H can be made right at the distribution point overnight (at a normal-looking gas station complete with electrolysis and H-storage, marginal bathrooms and Cheetos) whenever there is extra electricity available. We'll delete the gasoline/diesel transport trucks and trains that move carbon fuels around now -- the power lines can move hydrogen fuel invisibly. This is now happening around the world - electricity from solar and wind is producing hydrogen at distant locations in rapidly increasing quantities - it's a very good fit to our current systems.
A "fun fact": Either a battery- or H-powered car is a great storage device. It would power an entire house for days during a storm. The latest Hyundai electric car platform already has a "both-ways" power plug installed for this purpose, as does the forthcoming Ford Lightning electric pickup.
Yes, yes, and very well :) .
The components are getting better and smaller even as we speak -- the diagram above is already out of date, but serves its purpose here.
This was the entire electricity-producing 100 kW unit in an H-car a few years ago (when I took the picture at a Los Angeles conference). It's now smaller and more powerful, and improvement will continue.
These are both great vehicles - talk to any Tesla driver about battery-electric cars. I've had a ride in the Nexo H-SUV and it's excellent.
This is my current favorite - you have to visit Calilfornia to drive one at the moment, but I imagine that early-on you had to go to the Ford factory to drive a Model A. That's changing. Drive your neighbors' Tesla to get the same experience -- E-cars just work. I have a friend in the oil industry who ((shhh)) drives a Leaf! :)
And, it's a system that provides maximum torque at zero speed - ideal for a vehicle.
We'll keep thousands of small self-driving ECars cars all around town (relocating often as their 5G-based regional E-controller learns our patterns for mornings, afternoons, evenings, nights and weekends). They'll wait in neighborhoods for morning smartphone clicks, arriving in no time to pick us up, then drop us off at school or the grocery store. We'll set up quick-transfer Centers to switch to long-range 10-passenger all-First-Class vans to travel to nearby cities. The vans will provide wifi, laptop trays, coffee and a donut and comfortable, roomy seats with only two in each row. Another small ECar will be waiting at the distant Center with our ID on it, alerted by the E-controller as to our arrival minute to take us wherever in town with no need to fight traffic or park.
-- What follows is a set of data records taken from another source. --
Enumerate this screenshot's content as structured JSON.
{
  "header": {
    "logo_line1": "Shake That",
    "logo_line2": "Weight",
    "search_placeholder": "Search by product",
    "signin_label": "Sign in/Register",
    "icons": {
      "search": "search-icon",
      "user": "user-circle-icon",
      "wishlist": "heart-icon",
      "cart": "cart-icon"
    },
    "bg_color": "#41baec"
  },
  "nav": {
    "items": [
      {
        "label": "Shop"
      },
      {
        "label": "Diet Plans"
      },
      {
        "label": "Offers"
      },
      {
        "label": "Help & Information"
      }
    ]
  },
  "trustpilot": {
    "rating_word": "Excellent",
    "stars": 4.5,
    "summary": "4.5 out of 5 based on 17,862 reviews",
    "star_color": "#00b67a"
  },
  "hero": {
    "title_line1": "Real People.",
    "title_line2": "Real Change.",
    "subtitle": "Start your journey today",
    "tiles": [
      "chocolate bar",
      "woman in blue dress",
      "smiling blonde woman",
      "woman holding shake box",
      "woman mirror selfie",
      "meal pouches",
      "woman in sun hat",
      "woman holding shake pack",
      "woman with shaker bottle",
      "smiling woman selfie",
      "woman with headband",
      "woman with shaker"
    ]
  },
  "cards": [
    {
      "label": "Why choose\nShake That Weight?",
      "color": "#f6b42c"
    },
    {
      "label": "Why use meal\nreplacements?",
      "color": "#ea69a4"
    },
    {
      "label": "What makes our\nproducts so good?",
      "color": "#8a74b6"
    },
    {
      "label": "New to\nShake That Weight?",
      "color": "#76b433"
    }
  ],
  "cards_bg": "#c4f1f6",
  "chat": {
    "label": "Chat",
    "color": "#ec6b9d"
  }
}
The in-town cars could be battery- or hydrogen-electric; the longer-range vehicles will probably be HVans, refueled in a few minutes as needed during the day.
I've added a post to this site with a story about such an ideal system - it's fun to imagine what's coming. :)
So - can we provide our vehicles with enough hydrogen?
We can, although let's share that task with battery-powered E-cars as well:
That's a lot of H, but it's possible given the trend toward larger electrolyzers seen recently.
Here's the rub, at least for the moment:
To my knowledge (corrections welcome) we've had no problems with hydrogen-powered cars themselves, just at two H storage facilities involving failed pipe fittings that are being redesigned. But -- I'll admit that anything involving very high pressure H storage makes me nervous -- in the long term, a low-pressure system is necessary. That is being researched, but...
We need to work on this much harder now that you're in charge of Transportation, Secretary Pete! Low pressure, high-density H can be the answer to most power storage issues including solar- and wind-power backup, but it starts with transportation.
Secretary Buttigieg: Let's get the universities and national laboratories focused immediately on developing high-density hydrogen storage without the impediments of high pressure or low temperature. That will not only revolutionize transportation including aviation, but will allow large-scale backup of solar and wind power. Practical, large-scale hydrogen storage, using fuel cells to convert it back to electricity on still nights, will take us a long way down the road to reversing climate change.